Thursday, November 29, 2007
No. 257: Stardust
Band: Willie Nelson
Why Rolling Stone gets it right: In lieu of his folk and country stylings, Willie Nelson's 1978 album is simply a group of standards, reinterpreted by the famed weed smoking singer.
Why Rolling Stone gets it wrong: I was pleasantly surprised by this album. It's really quite good and puts a fantastic spin on some wonderful standards.
Best song: Nelson's version of Irving Berlin's "Blue Skies" is fantastic.
Worst song: Most of the record is amazing, but I am not a fan of "Unchained Melody" in any form, including this one. Seriously, does anyone like this song?
Is it awesome?: Absolutely.
My familiarity with most of the famous version of songs on "Stardust" is one of mostly indifference. I'm a child of boomers, so my childhood was bathed in The Beatles, Stones and Who.
Still, I'm an American and I've seen old movies. I know "Stardust." I know Irving Berlin. I know "Georgia On My Mind" and I know "Someone To Watch Over Me." All of those songs have been in about 1,000 romantic comedies.
And, really, we know the usual arrangement: Extra Anglo sounding male singer, swirling strings and backing chorus. To hear Willie Nelson's honey sweet voice and his, well, lack of strings really recasts the songs in a nice light.
It's easy to forget that Nelson started his career not as a singer, but as a songwriter. So, for him to make a record like this one is something of a move against the grain. Certainly, it fits. Nelson's voice is among the best in country music and the angst/desperation in said voice is incredibly moving.
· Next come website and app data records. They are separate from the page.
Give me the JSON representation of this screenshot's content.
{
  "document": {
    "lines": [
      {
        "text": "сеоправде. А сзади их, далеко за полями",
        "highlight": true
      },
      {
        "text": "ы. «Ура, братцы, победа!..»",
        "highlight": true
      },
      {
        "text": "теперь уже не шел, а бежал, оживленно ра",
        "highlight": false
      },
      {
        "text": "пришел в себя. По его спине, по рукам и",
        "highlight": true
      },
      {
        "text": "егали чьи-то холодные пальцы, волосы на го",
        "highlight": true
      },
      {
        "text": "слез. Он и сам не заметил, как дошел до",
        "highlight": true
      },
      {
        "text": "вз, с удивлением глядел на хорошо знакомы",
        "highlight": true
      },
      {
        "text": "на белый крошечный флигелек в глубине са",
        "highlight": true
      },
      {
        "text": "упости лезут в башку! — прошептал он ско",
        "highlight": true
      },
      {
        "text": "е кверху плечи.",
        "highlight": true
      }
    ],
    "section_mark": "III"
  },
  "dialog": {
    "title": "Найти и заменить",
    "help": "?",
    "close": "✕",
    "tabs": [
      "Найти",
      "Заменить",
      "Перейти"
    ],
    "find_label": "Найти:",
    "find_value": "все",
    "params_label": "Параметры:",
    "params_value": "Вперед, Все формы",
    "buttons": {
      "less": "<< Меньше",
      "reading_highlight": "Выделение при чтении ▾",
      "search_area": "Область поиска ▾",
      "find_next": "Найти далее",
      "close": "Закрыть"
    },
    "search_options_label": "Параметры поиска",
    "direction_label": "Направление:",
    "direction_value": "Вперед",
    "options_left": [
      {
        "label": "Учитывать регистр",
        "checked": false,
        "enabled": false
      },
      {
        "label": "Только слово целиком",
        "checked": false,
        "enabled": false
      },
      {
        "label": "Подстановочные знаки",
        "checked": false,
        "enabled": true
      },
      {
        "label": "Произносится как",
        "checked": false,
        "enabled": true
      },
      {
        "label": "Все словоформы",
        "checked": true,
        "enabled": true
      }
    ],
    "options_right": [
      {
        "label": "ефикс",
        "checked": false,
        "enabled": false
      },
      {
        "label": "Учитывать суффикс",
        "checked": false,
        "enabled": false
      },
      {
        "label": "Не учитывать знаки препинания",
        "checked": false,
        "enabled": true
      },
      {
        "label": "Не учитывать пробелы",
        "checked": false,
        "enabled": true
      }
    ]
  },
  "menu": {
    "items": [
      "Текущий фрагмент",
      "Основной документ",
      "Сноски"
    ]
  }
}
This is the type of album that makes me glad to be doing this project. I'd never heard this album before and now I'm finding it to be wonderful. This is one that won't disappear off the iPod when I'm done writing it up. "Stardust" is a classic.